As well as continuing to work with Oliver, Celder plans to fill that gap by signing other talent for similarly tailored apps. So if its office starts attracting more stars than a night out in The Box, you’ll know why.
Find them here.
In a nutshell: Tamagotchi meets Facebook
To most people, Michael Acton Smith looks like any another slightly scruffy Shoreditch hipster. But to the nation’s under-13s, the Mind Candy CEO and creator of online virtual pet phenomenon Moshi Monsters is an A-list celebrity.
“I got stopped by a girl yesterday who asked, ‘Are you Mr Moshi?’” he grins, ushering ShortList into the company tree house (yes, tree house), where he does his interviews. “It was surreal, like being a rock star in a bizarre way…”
At 36, Smith had already launched online gadget store Firebox in the first dotcom boom. Mind Candy got off to an inauspicious start in 2004 with online treasure hunt Perplex City (“Very creative -—but commercially a disaster,” Smith laughs) but Moshi now has more than 50 million users, with a range of books, clothes, toys and music due to top 2011 Christmas lists everywhere.
“We’re no longer thinking in terms of just a website,” says Smith. “We’re creating a franchise the way Disney creates franchises.”
In a nutshell: Twitter meets Time Out for gig-goers
You’d think one perk of working for the second-most popular concert listings site on the web (beaten only by ticketing giant Ticketmaster) would be all the free gig tickets you could ever want. But Songkick CEO Ian Hogarth bans himself and his team from accepting freebies (although they do get a £25-per-month concert allowance).
“If you’re on the guestlist, you don’t have to deal with a 9am on-sale,” he says. “We would make a sub-standard product if we weren’t aware of the pain a normal fan goes through.”
Millions of such fans now track their favourite artists on Songkick, started in 2007 to help Hogarth, 29, keep track of all the gigs he wanted to see. “Download our iPhone app,” he says, “and you’ll never have to miss a concert again. We’ll tell you when every band you like comes to your city.”

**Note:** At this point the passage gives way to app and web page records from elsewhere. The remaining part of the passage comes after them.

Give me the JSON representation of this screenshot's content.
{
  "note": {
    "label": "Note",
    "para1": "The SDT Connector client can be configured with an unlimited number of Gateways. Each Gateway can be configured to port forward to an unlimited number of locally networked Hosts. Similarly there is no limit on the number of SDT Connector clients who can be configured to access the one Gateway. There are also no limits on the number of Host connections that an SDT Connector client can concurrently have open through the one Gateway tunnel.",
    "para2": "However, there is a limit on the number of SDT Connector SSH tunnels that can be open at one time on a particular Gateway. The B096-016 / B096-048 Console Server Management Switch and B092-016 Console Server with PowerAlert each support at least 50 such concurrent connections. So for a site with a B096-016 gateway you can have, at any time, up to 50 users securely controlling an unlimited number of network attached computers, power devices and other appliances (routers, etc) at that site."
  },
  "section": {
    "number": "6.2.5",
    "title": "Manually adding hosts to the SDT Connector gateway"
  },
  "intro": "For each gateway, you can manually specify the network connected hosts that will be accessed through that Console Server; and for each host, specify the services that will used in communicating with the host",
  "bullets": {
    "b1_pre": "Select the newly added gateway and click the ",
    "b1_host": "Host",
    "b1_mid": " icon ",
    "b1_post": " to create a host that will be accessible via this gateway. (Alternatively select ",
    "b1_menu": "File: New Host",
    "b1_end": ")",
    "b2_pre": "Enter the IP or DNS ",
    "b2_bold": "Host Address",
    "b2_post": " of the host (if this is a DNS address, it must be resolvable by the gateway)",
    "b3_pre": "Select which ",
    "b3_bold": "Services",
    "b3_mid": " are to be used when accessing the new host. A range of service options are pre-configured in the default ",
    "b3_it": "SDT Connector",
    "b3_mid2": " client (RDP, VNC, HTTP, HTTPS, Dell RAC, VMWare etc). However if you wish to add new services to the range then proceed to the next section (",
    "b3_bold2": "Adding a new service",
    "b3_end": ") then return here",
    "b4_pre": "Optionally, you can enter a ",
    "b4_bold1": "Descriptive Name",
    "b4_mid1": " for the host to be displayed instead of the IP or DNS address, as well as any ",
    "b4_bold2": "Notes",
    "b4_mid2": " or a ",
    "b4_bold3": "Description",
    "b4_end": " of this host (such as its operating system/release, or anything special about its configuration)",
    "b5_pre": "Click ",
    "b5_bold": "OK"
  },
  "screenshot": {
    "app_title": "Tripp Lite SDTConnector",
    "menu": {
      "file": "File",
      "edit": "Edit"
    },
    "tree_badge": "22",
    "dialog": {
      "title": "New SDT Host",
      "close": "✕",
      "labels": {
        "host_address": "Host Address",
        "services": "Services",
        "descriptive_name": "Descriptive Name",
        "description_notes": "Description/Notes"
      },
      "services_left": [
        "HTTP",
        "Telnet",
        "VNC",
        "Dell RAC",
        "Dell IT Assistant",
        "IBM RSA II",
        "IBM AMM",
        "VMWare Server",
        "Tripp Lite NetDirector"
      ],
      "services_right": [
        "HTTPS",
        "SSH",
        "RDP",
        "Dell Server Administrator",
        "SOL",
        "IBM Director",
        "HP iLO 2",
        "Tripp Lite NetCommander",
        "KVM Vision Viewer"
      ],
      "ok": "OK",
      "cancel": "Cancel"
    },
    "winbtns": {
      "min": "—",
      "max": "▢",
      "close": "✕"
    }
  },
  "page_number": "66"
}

Now all you have to do is beat the Songkick team to those tickets…
Find them here.
In a nutshell: Online radio that can read your mind
If you know that ‘scrobbling’ is the technical term for sending information about your listening habits to a personalised online radio service, then congratulations, you’re no doubt a Last.fm subscriber. If, however, you thought it was some sort of sexual act… well, Last.fm’s vice-president of product and marketing, Matthew Hawn, doesn’t mind at all, actually. “If more people want to do it because of that, that’s a good thing for us,” he laughs.
Last.fm has collected 50 billion such scrobbles from 30 million users since it launched in 2002, and that information about listening habits not only makes sure users hear music they like, but it also persuaded US media group CBS to buy it for £140m in 2007. The founders have since left, considerably richer than they arrived, but Hawn, 44, insists their legacy remains intact. “We still act as a start-up within a big company,” he says. “And we don’t have separate corporate toilets, that’s for sure.”
In a nutshell: A personal organiser for Twitter
You may have only heard of it if you use Twitter so much that you make Stephen Fry look like JD Salinger, but TweetDeck just hit the big time. The service — which customises your Twitter feed and is the application of choice for many prolific tweeters — only launched in 2008 and never turned a profit, none of which prevented it being sold by founder Iain Dodsworth, 36, in May for £25m.
Most significantly, it was bought by Twitter itself. Tweetdeck will continue as a standalone product and is likely to be used to help Twitter generate advertising revenue, but its Old Street office will now become Twitter’s UK HQ, putting one of the US’s digital giants at the heart of Silicon Roundabout.
“That could create a domino effect,” says Stuart Dredge, editor of digital business intelligence site Music Ally. “It will create even more of a buzz around Silicon Roundabout, and other firms could follow.”
Find them here.